Finally, on the question of estoppel, defendant persists in contending that he signed the agreement on the assumption upon Mr. Falconetti's alleged statement that the agreement was unenforceable would be honored. However, Mr. Falconetti's testimony contradicts that of the defendant, his recollection of the conversation being that he stated that it was hoped that the agreement would never have to be enforced, and that he didn't say that the agreement was unenforceable.
Transcript, p. 25.
Transcript, p. 102.
In accepting Mr. Falconetti's testimony as more credible, it is noted that defendant's testimony at trial contradicted his pretrial deposition on at least one significant issue noted in the footnote below and is therefore deemed to be less than fully reliable. Plaintiff is not estopped from enforcing the agreement.
The following examination of the defendant took place at trial concerning the time at which the defendant learned of the substance of the noncompetition agreement:
"A He mentioned there was going to be an agreement, and then he showed it to me in late December of 1975.
"THE COURT: When did he first mention it to you; before December, or in the month of December?
"THE WITNESS: I believe it was the month of December. Right about the first part of December, when it was mentioned. He said there would be an agreement, and that was the extent of it. And then he produced the agreement late December of 1975.
"BY MR. GRADY:
"Q When was the first time you had any discussion of any substance about the agreement?
"A Late December and January."
Transcript, p. 61 (emphasis added).
Defendant's deposition testimony was later read into the record at trial and directly contradicts the above.
"Question: On what date were you told the intended content of the agreement?
"Answer: Right around the first week in December.
"Question: Did the agreement conform to what you were told it would be?

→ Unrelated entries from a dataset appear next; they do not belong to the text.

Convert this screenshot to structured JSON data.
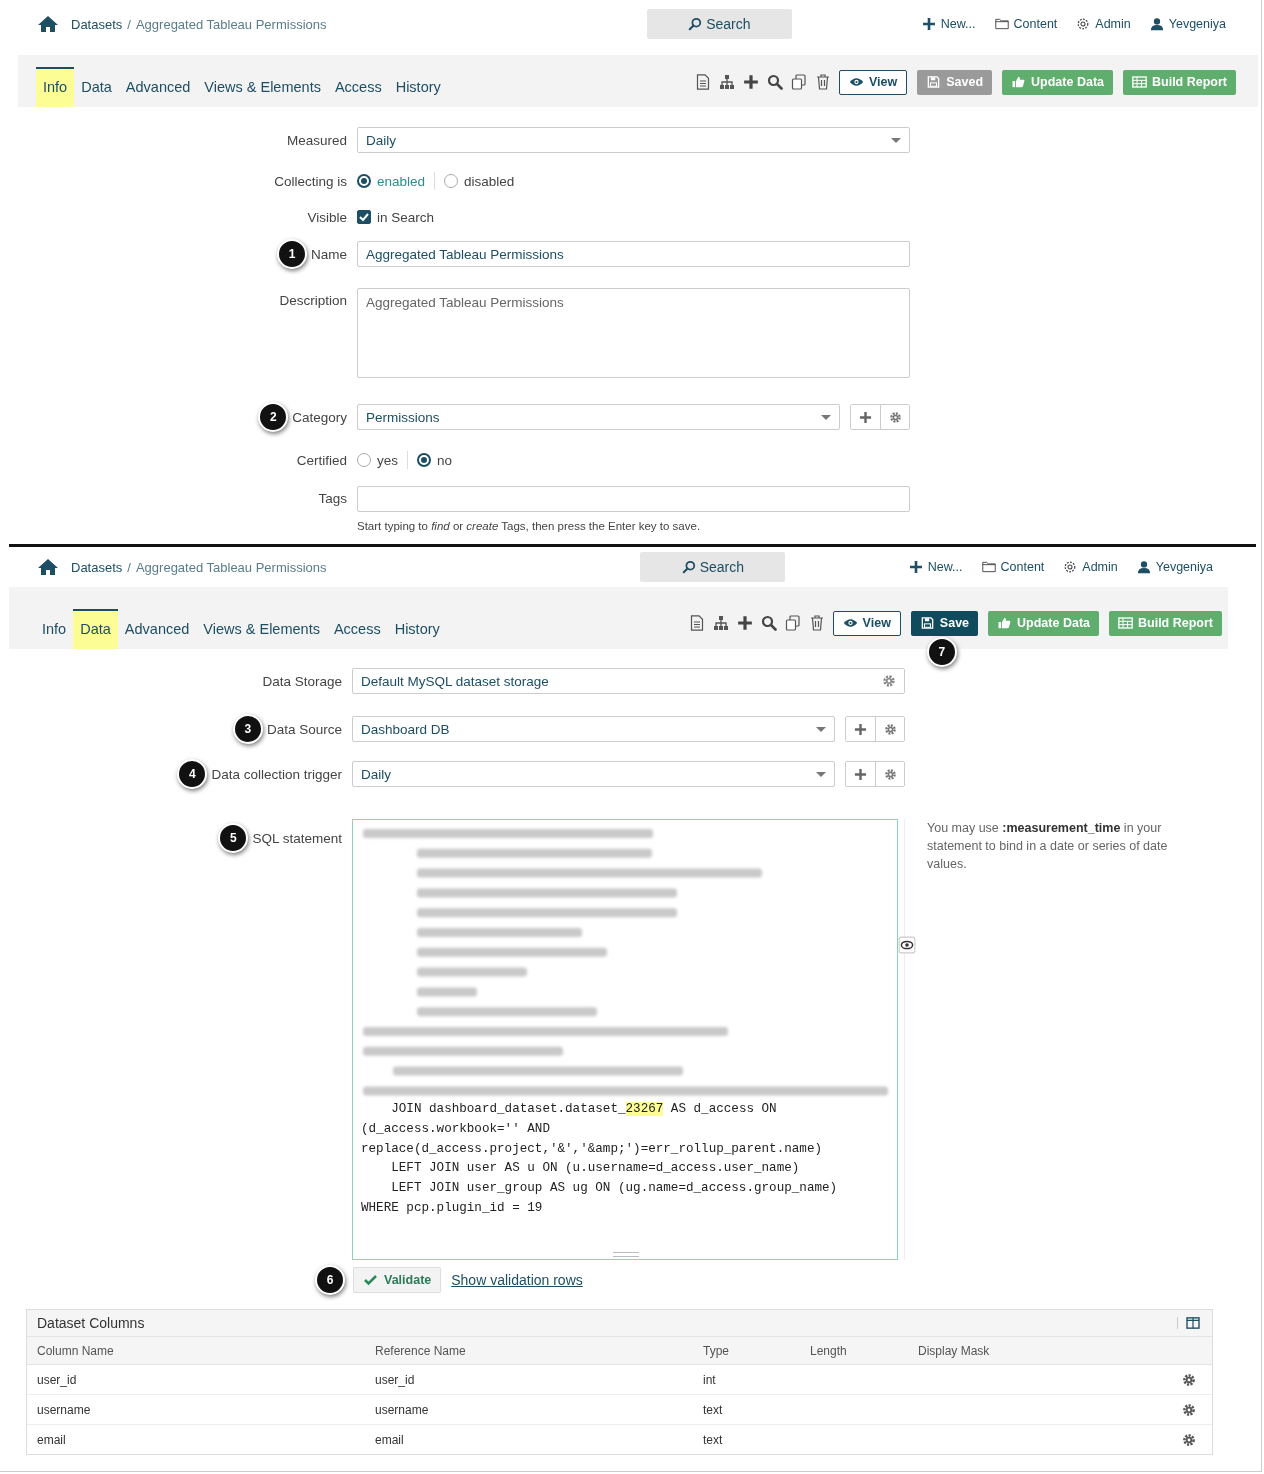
{
  "panels": [
    {
      "kind": "info",
      "breadcrumb": {
        "section": "Datasets",
        "separator": "/",
        "title": "Aggregated Tableau Permissions"
      },
      "search": "Search",
      "nav": [
        {
          "kind": "new",
          "label": "New..."
        },
        {
          "kind": "content",
          "label": "Content"
        },
        {
          "kind": "admin",
          "label": "Admin"
        },
        {
          "kind": "user",
          "label": "Yevgeniya"
        }
      ],
      "tabs": [
        {
          "label": "Info",
          "selected": true
        },
        {
          "label": "Data",
          "selected": false
        },
        {
          "label": "Advanced",
          "selected": false
        },
        {
          "label": "Views & Elements",
          "selected": false
        },
        {
          "label": "Access",
          "selected": false
        },
        {
          "label": "History",
          "selected": false
        }
      ],
      "buttons": [
        {
          "kind": "view",
          "label": "View",
          "disabled": false
        },
        {
          "kind": "save",
          "label": "Saved",
          "disabled": true
        },
        {
          "kind": "update",
          "label": "Update Data",
          "disabled": false
        },
        {
          "kind": "build",
          "label": "Build Report",
          "disabled": false
        }
      ],
      "form": [
        {
          "kind": "select",
          "label": "Measured",
          "value": "Daily"
        },
        {
          "kind": "radio",
          "label": "Collecting is",
          "options": [
            {
              "label": "enabled",
              "selected": true
            },
            {
              "label": "disabled",
              "selected": false
            }
          ]
        },
        {
          "kind": "checkbox",
          "label": "Visible",
          "option": "in Search",
          "checked": true
        },
        {
          "kind": "input",
          "label": "Name",
          "value": "Aggregated Tableau Permissions",
          "callout": "1"
        },
        {
          "kind": "textarea",
          "label": "Description",
          "placeholder": "Aggregated Tableau Permissions"
        },
        {
          "kind": "select-actions",
          "label": "Category",
          "value": "Permissions",
          "callout": "2"
        },
        {
          "kind": "radio",
          "label": "Certified",
          "options": [
            {
              "label": "yes",
              "selected": false
            },
            {
              "label": "no",
              "selected": true
            }
          ]
        },
        {
          "kind": "tags",
          "label": "Tags",
          "help": "Start typing to *find* or *create* Tags, then press the Enter key to save."
        }
      ]
    },
    {
      "kind": "data",
      "breadcrumb": {
        "section": "Datasets",
        "separator": "/",
        "title": "Aggregated Tableau Permissions"
      },
      "search": "Search",
      "nav": [
        {
          "kind": "new",
          "label": "New..."
        },
        {
          "kind": "content",
          "label": "Content"
        },
        {
          "kind": "admin",
          "label": "Admin"
        },
        {
          "kind": "user",
          "label": "Yevgeniya"
        }
      ],
      "tabs": [
        {
          "label": "Info",
          "selected": false
        },
        {
          "label": "Data",
          "selected": true
        },
        {
          "label": "Advanced",
          "selected": false
        },
        {
          "label": "Views & Elements",
          "selected": false
        },
        {
          "label": "Access",
          "selected": false
        },
        {
          "label": "History",
          "selected": false
        }
      ],
      "buttons": [
        {
          "kind": "view",
          "label": "View",
          "disabled": false
        },
        {
          "kind": "save",
          "label": "Save",
          "disabled": false,
          "callout": "7"
        },
        {
          "kind": "update",
          "label": "Update Data",
          "disabled": false
        },
        {
          "kind": "build",
          "label": "Build Report",
          "disabled": false
        }
      ],
      "form": [
        {
          "kind": "storage",
          "label": "Data Storage",
          "value": "Default MySQL dataset storage"
        },
        {
          "kind": "select-actions",
          "label": "Data Source",
          "value": "Dashboard DB",
          "callout": "3"
        },
        {
          "kind": "select-actions",
          "label": "Data collection trigger",
          "value": "Daily",
          "callout": "4"
        },
        {
          "kind": "sql",
          "label": "SQL statement",
          "callout": "5",
          "redacted": true,
          "lines": [
            [
              {
                "text": "    JOIN dashboard_dataset.dataset_",
                "highlighted": false
              },
              {
                "text": "23267",
                "highlighted": true
              },
              {
                "text": " AS d_access ON",
                "highlighted": false
              }
            ],
            [
              {
                "text": "(d_access.workbook='' AND",
                "highlighted": false
              }
            ],
            [
              {
                "text": "replace(d_access.project,'&','&amp;')=err_rollup_parent.name)",
                "highlighted": false
              }
            ],
            [
              {
                "text": "    LEFT JOIN user AS u ON (u.username=d_access.user_name)",
                "highlighted": false
              }
            ],
            [
              {
                "text": "    LEFT JOIN user_group AS ug ON (ug.name=d_access.group_name)",
                "highlighted": false
              }
            ],
            [
              {
                "text": "WHERE pcp.plugin_id = 19",
                "highlighted": false
              }
            ]
          ],
          "note": "You may use **:measurement_time** in your statement to bind in a date or series of date values."
        },
        {
          "kind": "validate",
          "button": "Validate",
          "link": "Show validation rows",
          "callout": "6"
        }
      ],
      "table": {
        "title": "Dataset Columns",
        "columns": [
          "Column Name",
          "Reference Name",
          "Type",
          "Length",
          "Display Mask"
        ],
        "rows": [
          [
            "user_id",
            "user_id",
            "int",
            "",
            ""
          ],
          [
            "username",
            "username",
            "text",
            "",
            ""
          ],
          [
            "email",
            "email",
            "text",
            "",
            ""
          ]
        ]
      }
    }
  ]
}
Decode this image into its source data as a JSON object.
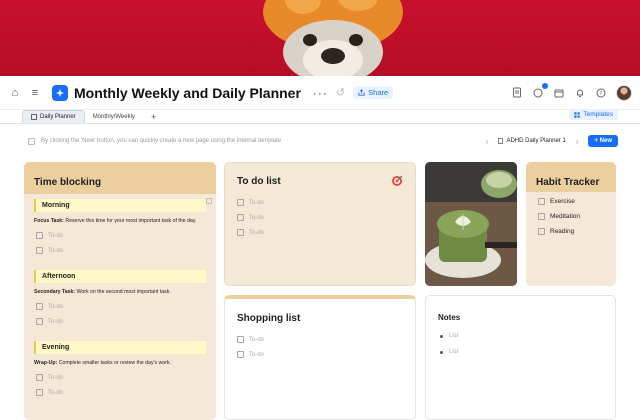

Plaintiff's prayer for an order enjoining defendant from practicing public accounting on the Delmarva Peninsula, as above defined, in competition with plaintiff until December 1, 1978 will be granted and the case set down for a hearing on the extent of plaintiff's damages.
An appropriate form of order may be submitted on notice.